It’s important to experience how other people work and learn new methods.
Sometimes it’s great just to sit back and make someone else design. It helps clear the head.
I’ve also been participating in art fairs in the Chicagoland area.
In time, I’ve learned which art fairs are a good fit for me and which ones aren’t. It’s been my experience that it’s a learning process.
I love participating in art fairs. You can see so much art and creativity that you won’t be able to see anywhere else.
You learn to accept good remarks, as well as criticism. It also helps me listen better to my clientele, what they want to see more of and what else they are looking for.
Some points you take or accept, others you don’t. Again it’s always a learning experience.
Words of wisdom for our beginners just getting started…
To sum things up – here are my best tips that you need to know about making jewelry and bead weaving:
- Beading is an addiction (albeit a very good one).
- The more you do, the more you will perfect your work.
- You will definitely use more than one tube of beads.
- You will probably use more than one needle in every piece (not many people went through a whole piece with their needle staying straight).
- Seeing is very important – a good set of glasses or magnifiers are recommended.
- You will be able to thread the needle (it’s a challenge, but it can be done).
- You might find some stitches easier than others. Open your mind to learning all of them.

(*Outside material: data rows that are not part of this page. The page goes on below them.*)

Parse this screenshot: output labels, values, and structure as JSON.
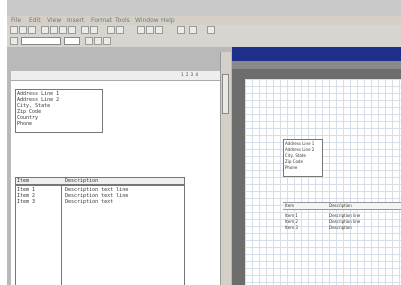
{
  "menu": [
    "File",
    "Edit",
    "View",
    "Insert",
    "Format",
    "Tools",
    "Window",
    "Help"
  ],
  "toolbar": {
    "icons": [
      "new-icon",
      "open-icon",
      "save-icon",
      "print-icon",
      "cut-icon",
      "copy-icon",
      "paste-icon",
      "undo-icon",
      "redo-icon",
      "find-icon",
      "zoom-icon",
      "grid-icon",
      "bold-icon",
      "italic-icon",
      "align-icon"
    ]
  },
  "left_report": {
    "ruler_text": "1 2 3 4",
    "address_lines": [
      "Address Line 1",
      "Address Line 2",
      "City, State",
      "Zip Code",
      "Country",
      "Phone"
    ],
    "table_headers": [
      "Item",
      "Description"
    ],
    "table_rows": [
      [
        "Item 1",
        "Description text line"
      ],
      [
        "Item 2",
        "Description text line"
      ],
      [
        "Item 3",
        "Description text"
      ]
    ]
  },
  "preview": {
    "address_lines": [
      "Address Line 1",
      "Address Line 2",
      "City, State",
      "Zip Code",
      "Phone"
    ],
    "table_headers": [
      "Item",
      "Description"
    ],
    "table_rows": [
      [
        "Item 1",
        "Description line"
      ],
      [
        "Item 2",
        "Description line"
      ],
      [
        "Item 3",
        "Description"
      ]
    ]
  }
}
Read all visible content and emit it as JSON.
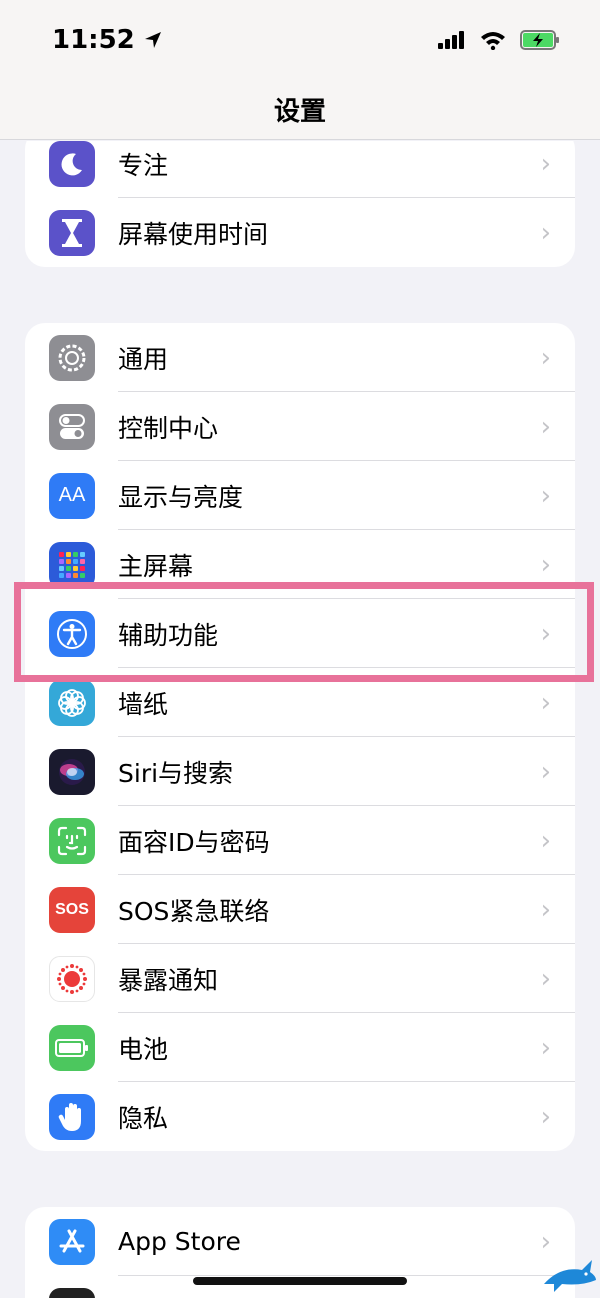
{
  "status": {
    "time": "11:52"
  },
  "nav": {
    "title": "设置"
  },
  "groups": [
    {
      "items": [
        {
          "label": "专注",
          "icon": "moon-icon",
          "color": "#5b52c9"
        },
        {
          "label": "屏幕使用时间",
          "icon": "hourglass-icon",
          "color": "#5b52c9"
        }
      ]
    },
    {
      "items": [
        {
          "label": "通用",
          "icon": "gear-icon",
          "color": "#8e8e93"
        },
        {
          "label": "控制中心",
          "icon": "toggles-icon",
          "color": "#8e8e93"
        },
        {
          "label": "显示与亮度",
          "icon": "text-size-icon",
          "color": "#2f7bf6"
        },
        {
          "label": "主屏幕",
          "icon": "app-grid-icon",
          "color": "#2c5bd9"
        },
        {
          "label": "辅助功能",
          "icon": "accessibility-icon",
          "color": "#2f7bf6"
        },
        {
          "label": "墙纸",
          "icon": "flower-icon",
          "color": "#34a8d8"
        },
        {
          "label": "Siri与搜索",
          "icon": "siri-icon",
          "color": "#1a1a2e"
        },
        {
          "label": "面容ID与密码",
          "icon": "face-id-icon",
          "color": "#4cc75e"
        },
        {
          "label": "SOS紧急联络",
          "icon": "sos-icon",
          "color": "#e5443a"
        },
        {
          "label": "暴露通知",
          "icon": "exposure-icon",
          "color": "#ffffff"
        },
        {
          "label": "电池",
          "icon": "battery-icon",
          "color": "#4cc75e"
        },
        {
          "label": "隐私",
          "icon": "hand-icon",
          "color": "#2f7bf6"
        }
      ]
    },
    {
      "items": [
        {
          "label": "App Store",
          "icon": "app-store-icon",
          "color": "#2f8cf6"
        }
      ]
    }
  ],
  "sos_text": "SOS",
  "aa_text": "AA"
}
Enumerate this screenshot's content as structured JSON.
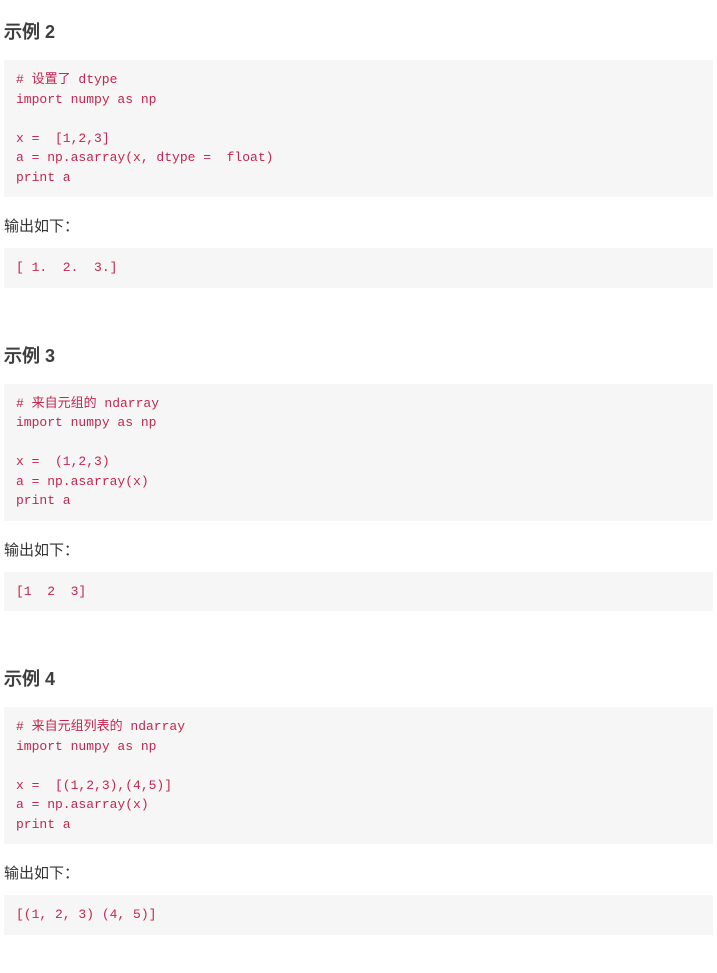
{
  "examples": [
    {
      "heading": "示例 2",
      "code": "# 设置了 dtype  \nimport numpy as np \n\nx =  [1,2,3] \na = np.asarray(x, dtype =  float)  \nprint a",
      "output_label": "输出如下：",
      "output": "[ 1.  2.  3.] "
    },
    {
      "heading": "示例 3",
      "code": "# 来自元组的 ndarray  \nimport numpy as np \n\nx =  (1,2,3) \na = np.asarray(x)  \nprint a",
      "output_label": "输出如下：",
      "output": "[1  2  3]"
    },
    {
      "heading": "示例 4",
      "code": "# 来自元组列表的 ndarray\nimport numpy as np \n\nx =  [(1,2,3),(4,5)] \na = np.asarray(x)  \nprint a",
      "output_label": "输出如下：",
      "output": "[(1, 2, 3) (4, 5)]"
    }
  ]
}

The more stitches you mix and use, the more options you will have.
- Consider taking workshops, classes, subscribe to bead magazines such as BeadWork and Bead&Button, read beading books and go, at least once, to the Bead&Button show in Milwaukee (held every June). It’s a wonderful experience.
- Go to art fairs and see what other beaders are doing.
- And always remember that you’re among many friends that share your love for beading.
In conclusion, you can find my work on my web site, there, you can see all my creations and also some finished pieces from other bead artists that I’ve taken workshops from over the years. I have also recently added instructions to few of my designs as well, they are fun and easy to follow. Venture over and give one a try.
You can also find me via Facebook if you would like to contact me or email me directly at firstname.lastname@example.org.
I would enjoy hearing from you.
all photos published with permission from Ravit Stoltz©
Thank you Ravit for sharing so much with us today.
Can’t you just hear the excitement and passion in these words from Ravit. Sounds like a road trip time for a beading class with Ravit, who’s with me?
As a jewelry instructor listening to another instructor share of her experiences, the passion that seeps through her words is what we thrive on with our classes. It drives us to repeatedly promote the classes that are working and create new class projects to share.
I hope you enjoyed our time together today with Ravit and learning yet another story of a bead-thusiast. I repeated say we all learn in different ways but starting with the basics, building that foundation is where it all starts since…
Everyone Starts At the Beginning.
If you have an aching desire to become a jewelry instructor or just want to connect with other instructors then Ravit and I are here to help. Feel free to reach out, ask your questions. A teacher’s heart loves to inspire and that’s just what we want to do for you, inspire that creativity and that instructor that may be in you.
Share your thoughts and comments below. Tell us something new you learned for our visit with Ravit.
Join the conversation, we’ll be waiting.
In the meantime thank you again for visiting with us.